◆ **Exercise brief**:
From the first line to the last, please print the entries exactly, omitting pictures.

◆ **Recorded data**:
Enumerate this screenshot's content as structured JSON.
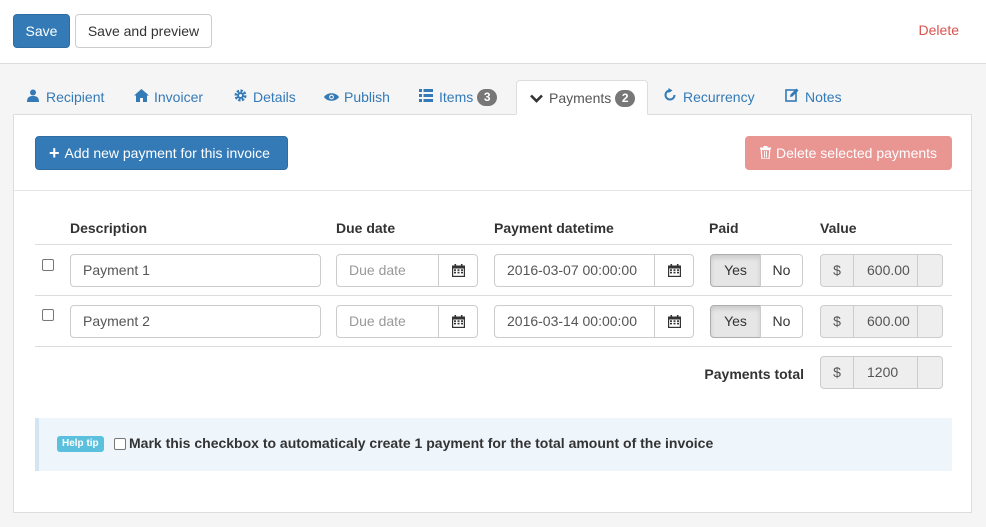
{
  "toolbar": {
    "save_label": "Save",
    "save_preview_label": "Save and preview",
    "delete_label": "Delete"
  },
  "tabs": [
    {
      "label": "Recipient",
      "icon": "user-icon"
    },
    {
      "label": "Invoicer",
      "icon": "home-icon"
    },
    {
      "label": "Details",
      "icon": "gear-icon"
    },
    {
      "label": "Publish",
      "icon": "eye-icon"
    },
    {
      "label": "Items",
      "icon": "list-icon",
      "badge": "3"
    },
    {
      "label": "Payments",
      "icon": "chevron-down-icon",
      "badge": "2",
      "active": true
    },
    {
      "label": "Recurrency",
      "icon": "refresh-icon"
    },
    {
      "label": "Notes",
      "icon": "edit-icon"
    }
  ],
  "payments": {
    "add_label": "Add new payment for this invoice",
    "delete_selected_label": "Delete selected payments",
    "columns": {
      "description": "Description",
      "due_date": "Due date",
      "payment_datetime": "Payment datetime",
      "paid": "Paid",
      "value": "Value"
    },
    "rows": [
      {
        "description": "Payment 1",
        "due_date_placeholder": "Due date",
        "payment_datetime": "2016-03-07 00:00:00",
        "paid_yes": "Yes",
        "paid_no": "No",
        "currency": "$",
        "value": "600.00"
      },
      {
        "description": "Payment 2",
        "due_date_placeholder": "Due date",
        "payment_datetime": "2016-03-14 00:00:00",
        "paid_yes": "Yes",
        "paid_no": "No",
        "currency": "$",
        "value": "600.00"
      }
    ],
    "total_label": "Payments total",
    "total_currency": "$",
    "total_value": "1200"
  },
  "help": {
    "tip_label": "Help tip",
    "text": "Mark this checkbox to automaticaly create 1 payment for the total amount of the invoice"
  }
}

◆ **Exercise output**:
Enumerate this screenshot's content as structured JSON.
{
  "toolbar": {
    "save_label": "Save",
    "save_preview_label": "Save and preview",
    "delete_label": "Delete"
  },
  "tabs": [
    {
      "label": "Recipient",
      "icon": "user-icon"
    },
    {
      "label": "Invoicer",
      "icon": "home-icon"
    },
    {
      "label": "Details",
      "icon": "gear-icon"
    },
    {
      "label": "Publish",
      "icon": "eye-icon"
    },
    {
      "label": "Items",
      "icon": "list-icon",
      "badge": "3"
    },
    {
      "label": "Payments",
      "icon": "chevron-down-icon",
      "badge": "2",
      "active": true
    },
    {
      "label": "Recurrency",
      "icon": "refresh-icon"
    },
    {
      "label": "Notes",
      "icon": "edit-icon"
    }
  ],
  "payments": {
    "add_label": "Add new payment for this invoice",
    "delete_selected_label": "Delete selected payments",
    "columns": {
      "description": "Description",
      "due_date": "Due date",
      "payment_datetime": "Payment datetime",
      "paid": "Paid",
      "value": "Value"
    },
    "rows": [
      {
        "description": "Payment 1",
        "due_date_placeholder": "Due date",
        "payment_datetime": "2016-03-07 00:00:00",
        "paid_yes": "Yes",
        "paid_no": "No",
        "currency": "$",
        "value": "600.00"
      },
      {
        "description": "Payment 2",
        "due_date_placeholder": "Due date",
        "payment_datetime": "2016-03-14 00:00:00",
        "paid_yes": "Yes",
        "paid_no": "No",
        "currency": "$",
        "value": "600.00"
      }
    ],
    "total_label": "Payments total",
    "total_currency": "$",
    "total_value": "1200"
  },
  "help": {
    "tip_label": "Help tip",
    "text": "Mark this checkbox to automaticaly create 1 payment for the total amount of the invoice"
  }
}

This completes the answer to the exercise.